Depending on where you are from, or your inclination for spelling things, there are many ways to spell this almond flavoured cordial syrup. Sometimes it's with an x (noyeaux) sometimes it's shortened (noyau) and it can even be spelt shortened with an x (noyaux), among other varied spellings. Aside from being slightly annoying, this is a mainstay cocktail ingredient that has been usurped by the Italian amaretto's. But it is still called for, and for those who like to dabble in the art of homemade liqueurs, here is a recipe for Creme de Noyeau De Martinique.
I came across this recipe when I was exploring the Seagram's Library. It was in a rare book called: The rum distiller's manual: for the use of sugar planters. By C.J. Hering (1855). I've mentioned it in a previous post, but aside from the copy in Waterloo, I've yet to find a copy of it in the wild (i.e. Google only has a couple of vague references).

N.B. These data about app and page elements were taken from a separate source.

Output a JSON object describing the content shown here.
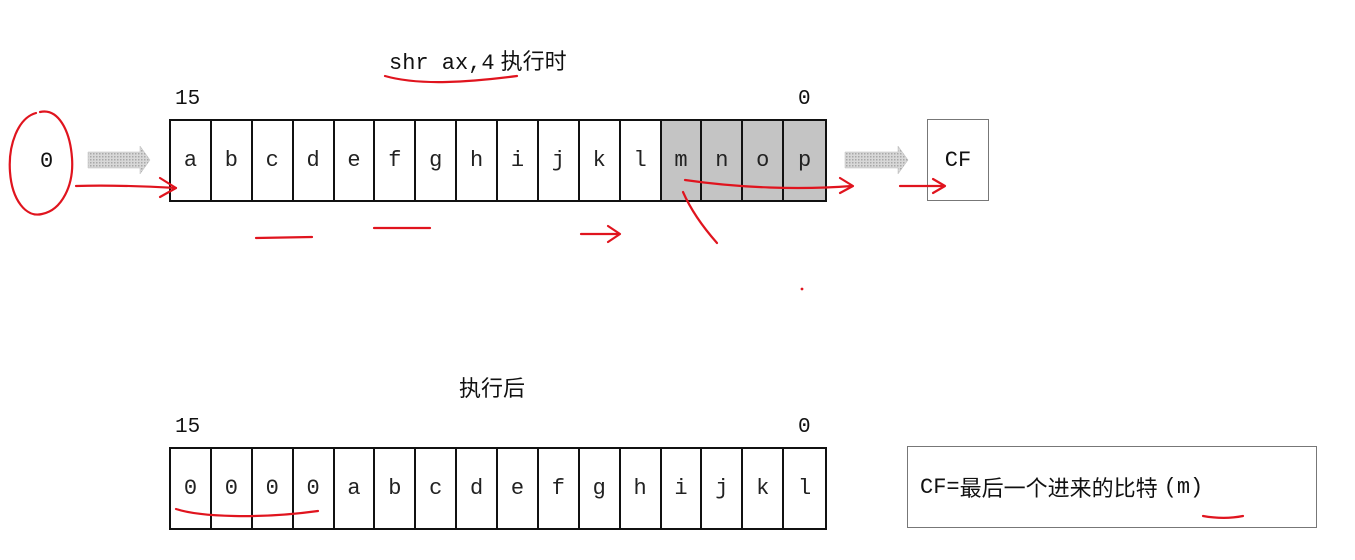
{
  "before": {
    "code": "shr ax,4",
    "label": "执行时",
    "bit_high": "15",
    "bit_low": "0",
    "input_bit": "0",
    "cells": [
      "a",
      "b",
      "c",
      "d",
      "e",
      "f",
      "g",
      "h",
      "i",
      "j",
      "k",
      "l",
      "m",
      "n",
      "o",
      "p"
    ],
    "shaded_from_index": 12,
    "cf_label": "CF"
  },
  "after": {
    "label": "执行后",
    "bit_high": "15",
    "bit_low": "0",
    "cells": [
      "0",
      "0",
      "0",
      "0",
      "a",
      "b",
      "c",
      "d",
      "e",
      "f",
      "g",
      "h",
      "i",
      "j",
      "k",
      "l"
    ]
  },
  "note": {
    "prefix": "CF=",
    "text": "最后一个进来的比特",
    "suffix": "(m)"
  },
  "colors": {
    "shaded_cell": "#c4c4c4",
    "annotation_ink": "#e0141e",
    "arrow_fill": "#b8b8b8"
  }
}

Anyway, this recipe exists in books after 1855, as it was a custom to republish the works of people before you, verbatim, without credit. Hence the copyright and trademark system. But recipes don't fall under copyright, so in the traditions of past, here is an interesting Crème de Noyeau recipe.

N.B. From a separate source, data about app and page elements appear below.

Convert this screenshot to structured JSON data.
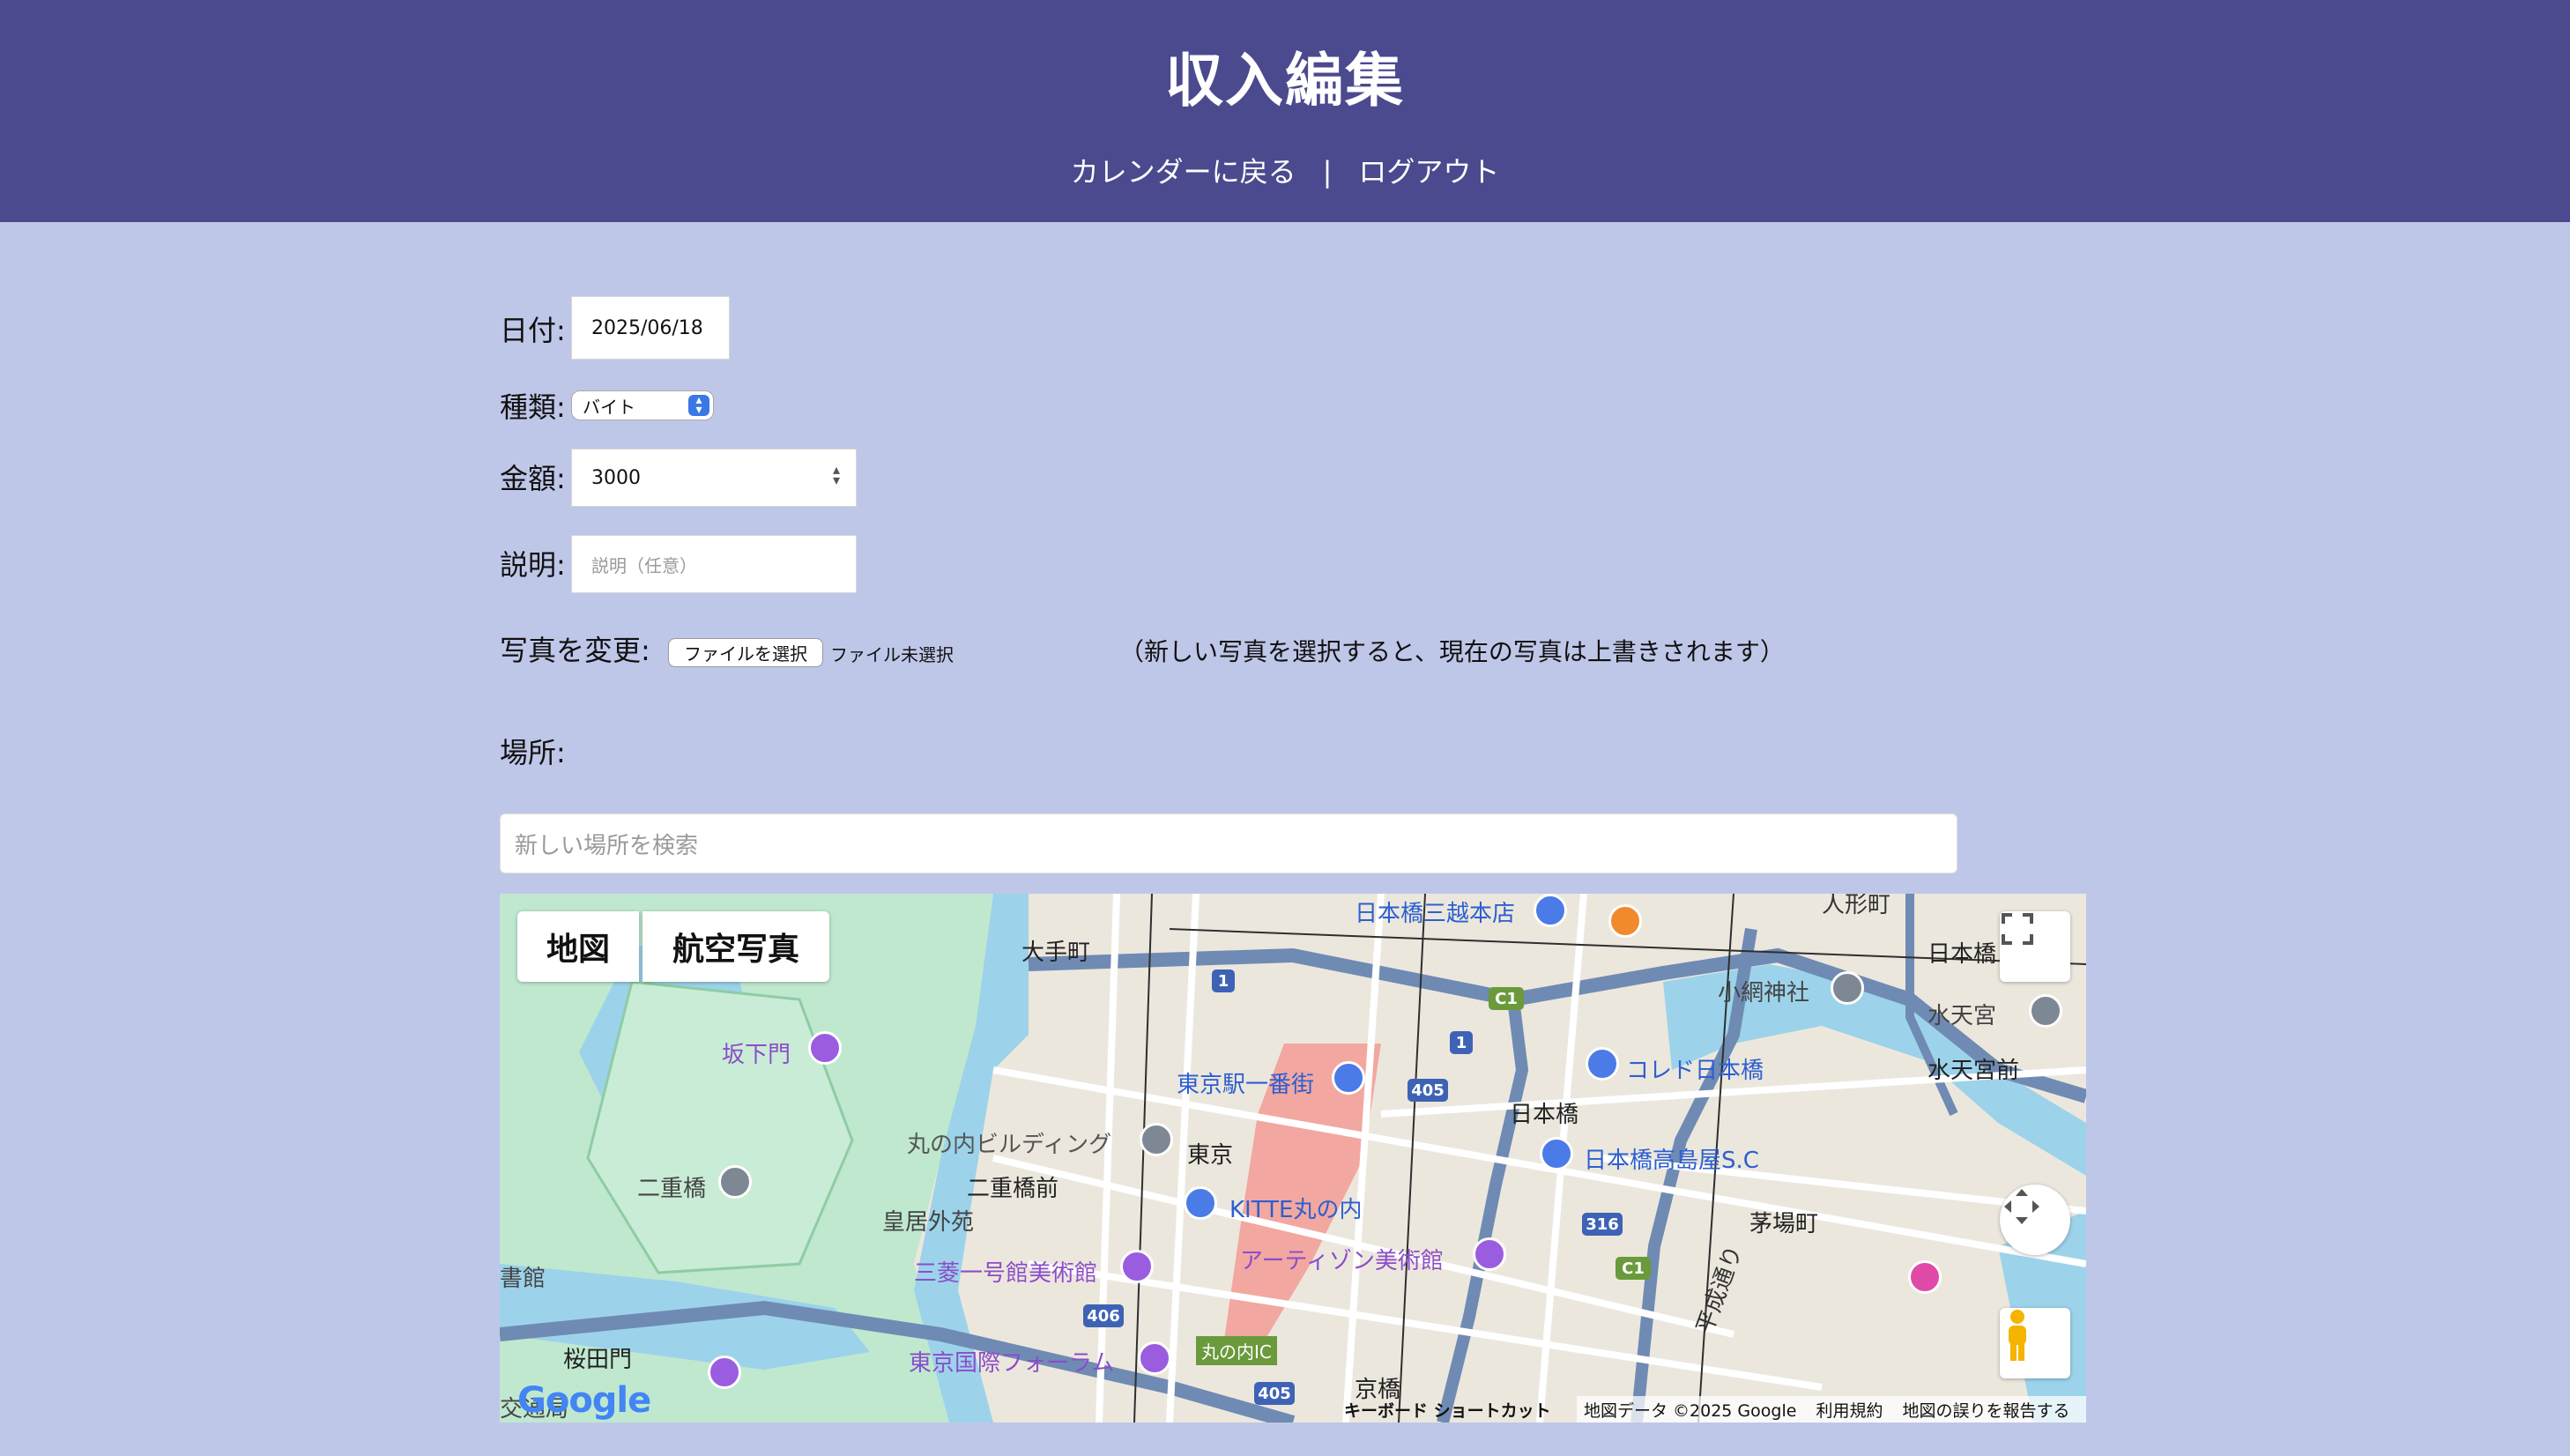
{
  "header": {
    "title": "収入編集",
    "nav_back": "カレンダーに戻る",
    "nav_sep": "|",
    "nav_logout": "ログアウト"
  },
  "form": {
    "date_label": "日付:",
    "date_value": "2025/06/18",
    "type_label": "種類:",
    "type_value": "バイト",
    "amount_label": "金額:",
    "amount_value": "3000",
    "desc_label": "説明:",
    "desc_placeholder": "説明（任意）",
    "photo_label": "写真を変更:",
    "file_button": "ファイルを選択",
    "file_status": "ファイル未選択",
    "photo_note": "（新しい写真を選択すると、現在の写真は上書きされます）",
    "place_label": "場所:",
    "place_search_placeholder": "新しい場所を検索"
  },
  "map": {
    "type_map": "地図",
    "type_satellite": "航空写真",
    "labels": [
      "日本橋三越本店",
      "人形町",
      "大手町",
      "日本橋",
      "小網神社",
      "水天宮",
      "坂下門",
      "東京駅一番街",
      "水天宮前",
      "コレド日本橋",
      "日本橋",
      "丸の内ビルディング",
      "東京",
      "日本橋高島屋S.C",
      "二重橋",
      "二重橋前",
      "KITTE丸の内",
      "皇居外苑",
      "茅場町",
      "アーティゾン美術館",
      "三菱一号館美術館",
      "平成通り",
      "書館",
      "桜田門",
      "東京国際フォーラム",
      "丸の内IC",
      "京橋",
      "交通局"
    ],
    "road_shields": [
      "1",
      "1",
      "C1",
      "405",
      "316",
      "C1",
      "406",
      "405"
    ],
    "footer_shortcuts": "キーボード ショートカット",
    "footer_data": "地図データ ©2025 Google",
    "footer_terms": "利用規約",
    "footer_report": "地図の誤りを報告する",
    "logo": "Google"
  }
}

Crème De Noyeau De Martinique:
Take twenty pounds of loaf sugar; three gallons of rum; three pints of orange-flower water; one and a quarter pounds of bitter almonds; two drachms of essence of lemon, and four and a half gallons of water. Put two pounds of the white sugar into a jug or can; pour upon it the essence of lemon and one quart of rum; stir it till the sugar is dissolved, and the essence completely incorporated. Bruise the almonds, and put them into a four gallon stone vessel, with the remainder of the spirits and the mixture from the can. Let it stand a week or ten days, shaking it frequently. Then add the remainder of the sugar, and boil it in the four and a half gallons of water for three-quarters of an hour; taking off the scum as it rises. When cold, put in a cask; add the spirits and almonds from the stone vessel, and, lastly, the orange-flower water. Bung it down close, and let it stand three weeks or a month; then strain it through a jelly bag, and when fine bottle it off. When the pink color is wanted, add cochineal in powder, at the rate of half a drachm to a quart.

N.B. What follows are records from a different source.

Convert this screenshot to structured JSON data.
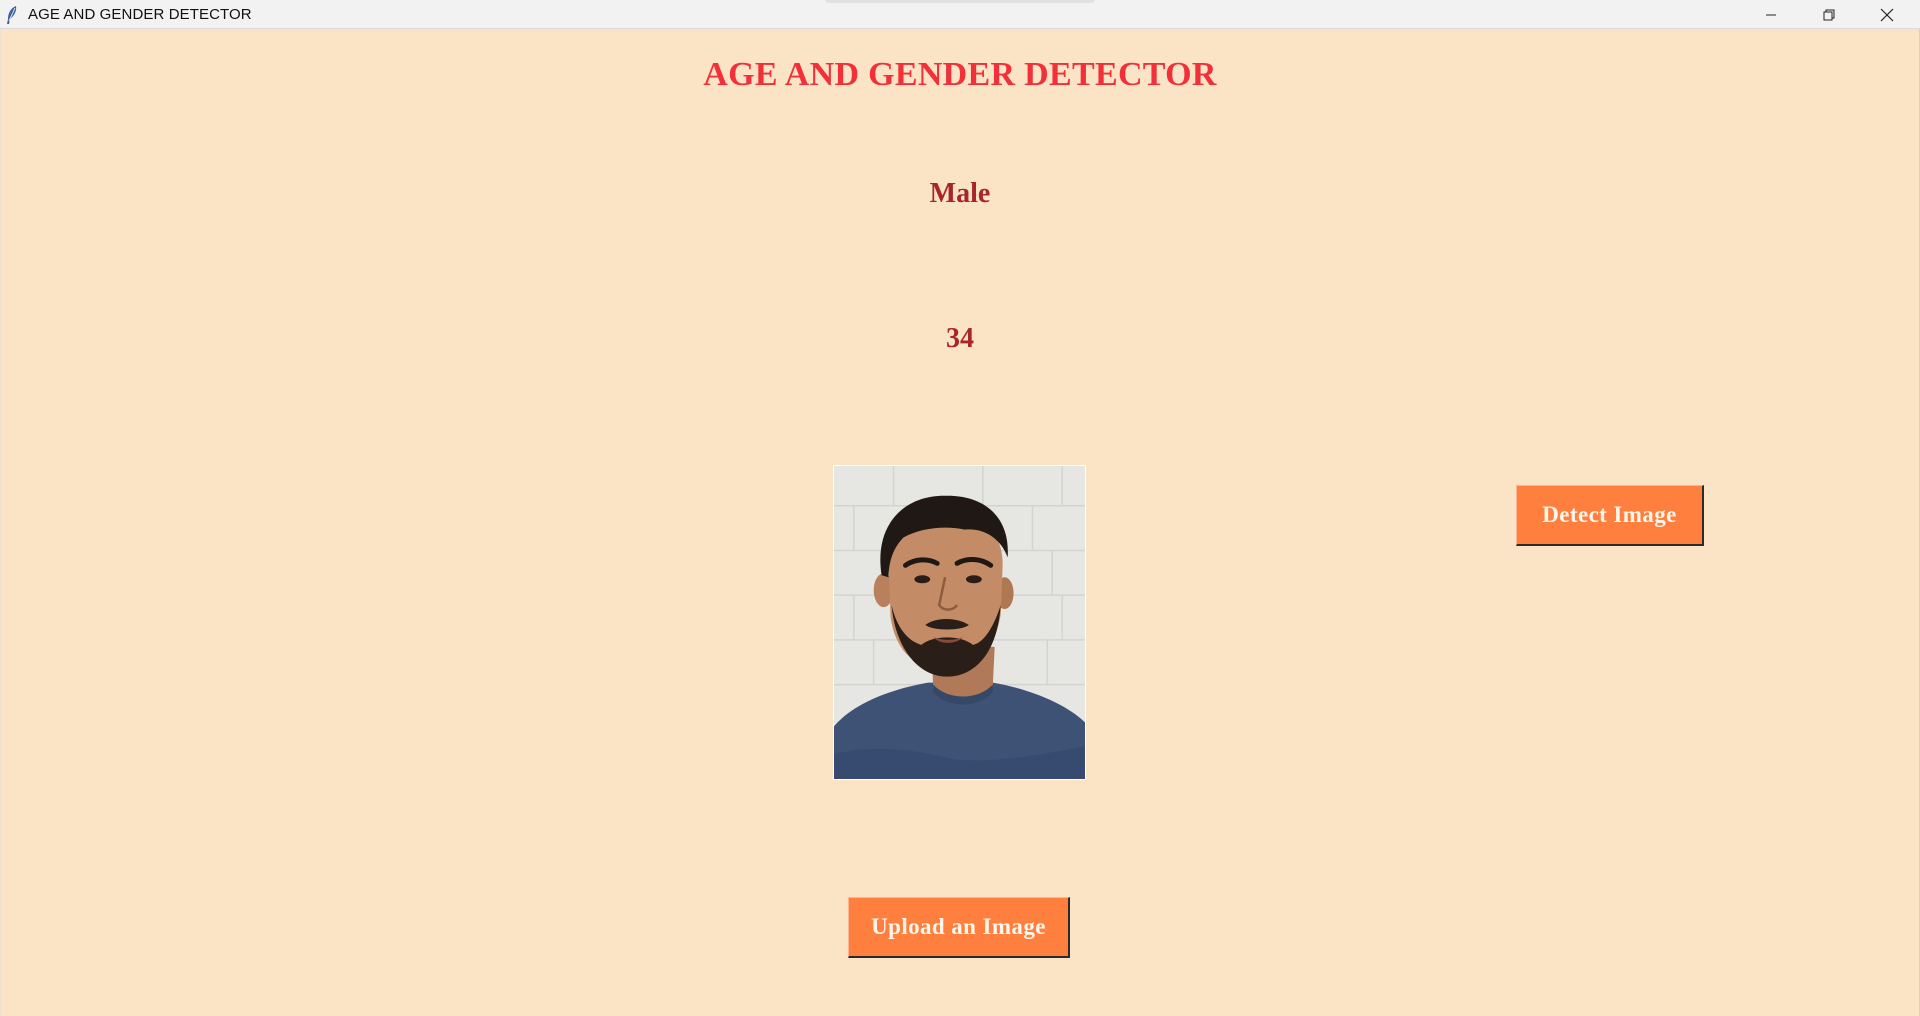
{
  "window": {
    "title": "AGE AND GENDER DETECTOR",
    "icon": "feather-icon",
    "controls": [
      "minimize-icon",
      "restore-icon",
      "close-icon"
    ]
  },
  "main": {
    "heading": "AGE AND GENDER DETECTOR",
    "gender_result": "Male",
    "age_result": "34",
    "detect_button_label": "Detect Image",
    "upload_button_label": "Upload an Image"
  },
  "colors": {
    "background": "#fbe4c6",
    "heading": "#f2303a",
    "result_text": "#a8262a",
    "button": "#ff7f3f",
    "button_text": "#fff5ea"
  }
}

*A drachm is an old unit of measurement that really doesn't have a universal weight/volume. It all depends on whether you follow the Greek, Roman or SI system. But, estimate about 4 grams or 1 teaspoon of liquid.
Creme de Noyeau Recipe (Metric)
600ml White Rum
450g Cane Sugar
75ml Orange Flower water
30g Bitter Almond
10 Drops Essence of Lemon
Now since this recipe was from, at least, 154 years ago we can make some additional modifications. First, bitter almonds may be hard to obtain since they are slightly toxic. You can try substituting processed oil of bitter almonds / pure almond extract (1 drop = 6 bitter almonds). That leads to the question of how many drops does one use for this recipe. Well, an almond weights approximately 1.2 grams, which means 25 almonds, and it's 1 drop per 6 almonds, so that means 4 to 6 drops of almond extract. Or you can just use regular almonds with a drop or two of extract since the almonds will add a slight cloudiness, which would be more authentic. You can also use some homemade orgeat.
The rum during this period would have been higher proof than the stands 40% ABV stuff found on most shelves today. Use something like Wray & Nephew Overproof for the rum. Next, use French orange flower water, not the middle eastern stuff, and you might want to think about adding only part of the orange flower water and adjusting to taste. For "Essence of Lemon" you can use pure lemon oil, which can be found at higher end grocery stores, and online.
Aside from dissolving the sugar, there is no reason to boil the mixture. The "scumming" procedure was used because loaf sugar wasn't very pure. You could use natural cane sugar, brown sugar or refined sugar to make this recipe. Your last choice should be pure white refined sugar, as this wouldn't really have been used in the islands during this period. Most of the refined sugar was exported to Europe.
Aging in a barrel, for a month, might be hard, but you can always substitute some well aged amber rum for part of the white rum, to give it some rapid "oak aged" flavour. If you used almonds, or apricot kernels, put it through a fine strainer and some cheese cloth.
Last, but not least, if you want to be a pure traditionalist, go catch yourself some female Dactylopius coccus (Cochineal insects), dry them, and grind them up and add 2 grams per litre. Or just buy some red food colouring.
Obviously, this recipe has lots of room for modifications.
If you can't find Creme de Noyeau at your local liquor shop, this might your opportunity to mix up that Pink Squirrel cocktail you've been itchin' to try.